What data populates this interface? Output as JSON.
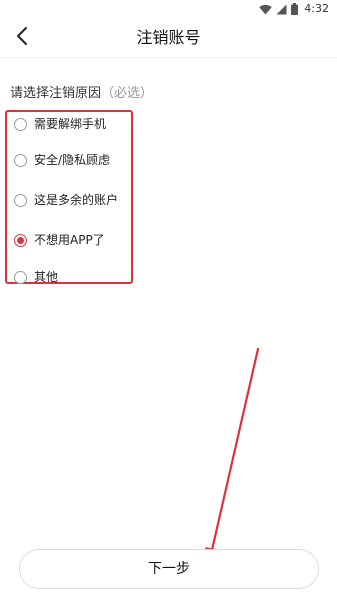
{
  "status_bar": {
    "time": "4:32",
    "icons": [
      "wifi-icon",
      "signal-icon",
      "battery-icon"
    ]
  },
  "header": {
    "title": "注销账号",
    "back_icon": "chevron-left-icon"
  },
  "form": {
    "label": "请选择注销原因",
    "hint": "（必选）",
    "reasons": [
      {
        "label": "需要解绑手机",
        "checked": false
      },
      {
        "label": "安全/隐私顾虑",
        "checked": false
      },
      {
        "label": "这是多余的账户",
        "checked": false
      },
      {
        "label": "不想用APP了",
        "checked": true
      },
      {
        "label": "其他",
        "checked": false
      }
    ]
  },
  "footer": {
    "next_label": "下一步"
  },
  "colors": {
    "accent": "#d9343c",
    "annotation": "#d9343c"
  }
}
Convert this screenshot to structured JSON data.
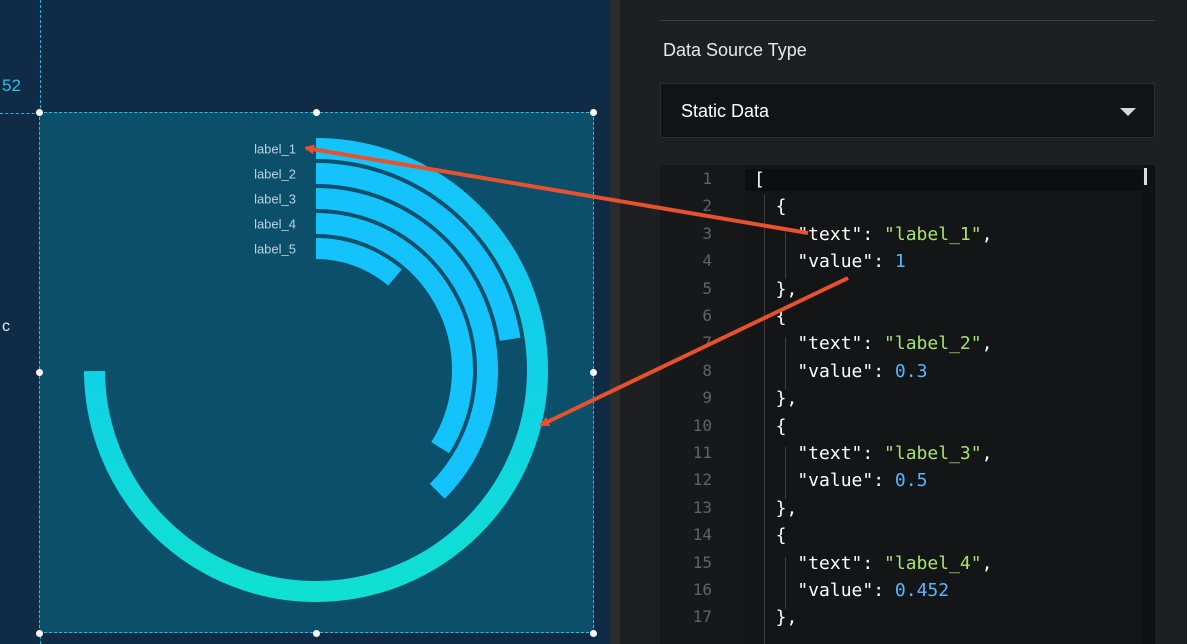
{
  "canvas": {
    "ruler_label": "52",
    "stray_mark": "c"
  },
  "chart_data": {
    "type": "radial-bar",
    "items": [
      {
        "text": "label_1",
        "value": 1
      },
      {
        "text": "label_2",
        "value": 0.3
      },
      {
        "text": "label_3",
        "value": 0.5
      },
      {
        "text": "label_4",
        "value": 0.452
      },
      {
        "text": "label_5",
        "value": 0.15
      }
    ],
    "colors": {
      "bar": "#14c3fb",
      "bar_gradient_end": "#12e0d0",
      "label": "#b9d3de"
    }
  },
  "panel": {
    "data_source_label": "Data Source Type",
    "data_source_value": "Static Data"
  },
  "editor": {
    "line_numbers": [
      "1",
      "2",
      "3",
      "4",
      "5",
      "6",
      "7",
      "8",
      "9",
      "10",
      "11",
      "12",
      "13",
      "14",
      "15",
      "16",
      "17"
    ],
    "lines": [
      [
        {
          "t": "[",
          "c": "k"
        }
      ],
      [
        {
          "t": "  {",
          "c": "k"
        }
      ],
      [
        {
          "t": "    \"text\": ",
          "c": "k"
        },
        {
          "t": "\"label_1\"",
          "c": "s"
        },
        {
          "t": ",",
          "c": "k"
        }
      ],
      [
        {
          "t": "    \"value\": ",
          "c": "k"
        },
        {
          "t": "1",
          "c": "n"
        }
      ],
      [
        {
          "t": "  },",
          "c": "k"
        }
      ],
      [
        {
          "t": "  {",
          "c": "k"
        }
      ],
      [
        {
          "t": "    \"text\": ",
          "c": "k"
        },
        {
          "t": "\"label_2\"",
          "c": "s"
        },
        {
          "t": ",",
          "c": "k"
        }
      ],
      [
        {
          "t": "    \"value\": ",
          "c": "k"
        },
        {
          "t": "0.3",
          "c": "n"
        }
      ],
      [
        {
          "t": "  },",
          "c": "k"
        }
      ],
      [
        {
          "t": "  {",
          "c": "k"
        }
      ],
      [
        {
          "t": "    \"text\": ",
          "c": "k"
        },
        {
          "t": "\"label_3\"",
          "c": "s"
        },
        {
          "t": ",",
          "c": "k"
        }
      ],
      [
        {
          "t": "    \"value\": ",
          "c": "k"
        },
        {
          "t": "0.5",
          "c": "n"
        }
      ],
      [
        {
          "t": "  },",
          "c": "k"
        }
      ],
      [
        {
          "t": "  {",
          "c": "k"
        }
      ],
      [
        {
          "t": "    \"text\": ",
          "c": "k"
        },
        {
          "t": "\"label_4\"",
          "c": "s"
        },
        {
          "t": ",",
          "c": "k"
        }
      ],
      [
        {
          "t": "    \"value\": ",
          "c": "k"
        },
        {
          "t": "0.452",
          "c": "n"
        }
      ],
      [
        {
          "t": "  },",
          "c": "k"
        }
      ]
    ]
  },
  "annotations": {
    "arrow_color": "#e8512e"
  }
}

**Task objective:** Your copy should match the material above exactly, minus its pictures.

**Response:**
What data populates this interface? Output as JSON.
{
  "status_bar": {
    "time": "4:32",
    "icons": [
      "wifi-icon",
      "signal-icon",
      "battery-icon"
    ]
  },
  "header": {
    "title": "注销账号",
    "back_icon": "chevron-left-icon"
  },
  "form": {
    "label": "请选择注销原因",
    "hint": "（必选）",
    "reasons": [
      {
        "label": "需要解绑手机",
        "checked": false
      },
      {
        "label": "安全/隐私顾虑",
        "checked": false
      },
      {
        "label": "这是多余的账户",
        "checked": false
      },
      {
        "label": "不想用APP了",
        "checked": true
      },
      {
        "label": "其他",
        "checked": false
      }
    ]
  },
  "footer": {
    "next_label": "下一步"
  },
  "colors": {
    "accent": "#d9343c",
    "annotation": "#d9343c"
  }
}
Convert this screenshot to structured JSON data.
{
  "canvas": {
    "ruler_label": "52",
    "stray_mark": "c"
  },
  "chart_data": {
    "type": "radial-bar",
    "items": [
      {
        "text": "label_1",
        "value": 1
      },
      {
        "text": "label_2",
        "value": 0.3
      },
      {
        "text": "label_3",
        "value": 0.5
      },
      {
        "text": "label_4",
        "value": 0.452
      },
      {
        "text": "label_5",
        "value": 0.15
      }
    ],
    "colors": {
      "bar": "#14c3fb",
      "bar_gradient_end": "#12e0d0",
      "label": "#b9d3de"
    }
  },
  "panel": {
    "data_source_label": "Data Source Type",
    "data_source_value": "Static Data"
  },
  "editor": {
    "line_numbers": [
      "1",
      "2",
      "3",
      "4",
      "5",
      "6",
      "7",
      "8",
      "9",
      "10",
      "11",
      "12",
      "13",
      "14",
      "15",
      "16",
      "17"
    ],
    "lines": [
      [
        {
          "t": "[",
          "c": "k"
        }
      ],
      [
        {
          "t": "  {",
          "c": "k"
        }
      ],
      [
        {
          "t": "    \"text\": ",
          "c": "k"
        },
        {
          "t": "\"label_1\"",
          "c": "s"
        },
        {
          "t": ",",
          "c": "k"
        }
      ],
      [
        {
          "t": "    \"value\": ",
          "c": "k"
        },
        {
          "t": "1",
          "c": "n"
        }
      ],
      [
        {
          "t": "  },",
          "c": "k"
        }
      ],
      [
        {
          "t": "  {",
          "c": "k"
        }
      ],
      [
        {
          "t": "    \"text\": ",
          "c": "k"
        },
        {
          "t": "\"label_2\"",
          "c": "s"
        },
        {
          "t": ",",
          "c": "k"
        }
      ],
      [
        {
          "t": "    \"value\": ",
          "c": "k"
        },
        {
          "t": "0.3",
          "c": "n"
        }
      ],
      [
        {
          "t": "  },",
          "c": "k"
        }
      ],
      [
        {
          "t": "  {",
          "c": "k"
        }
      ],
      [
        {
          "t": "    \"text\": ",
          "c": "k"
        },
        {
          "t": "\"label_3\"",
          "c": "s"
        },
        {
          "t": ",",
          "c": "k"
        }
      ],
      [
        {
          "t": "    \"value\": ",
          "c": "k"
        },
        {
          "t": "0.5",
          "c": "n"
        }
      ],
      [
        {
          "t": "  },",
          "c": "k"
        }
      ],
      [
        {
          "t": "  {",
          "c": "k"
        }
      ],
      [
        {
          "t": "    \"text\": ",
          "c": "k"
        },
        {
          "t": "\"label_4\"",
          "c": "s"
        },
        {
          "t": ",",
          "c": "k"
        }
      ],
      [
        {
          "t": "    \"value\": ",
          "c": "k"
        },
        {
          "t": "0.452",
          "c": "n"
        }
      ],
      [
        {
          "t": "  },",
          "c": "k"
        }
      ]
    ]
  },
  "annotations": {
    "arrow_color": "#e8512e"
  }
}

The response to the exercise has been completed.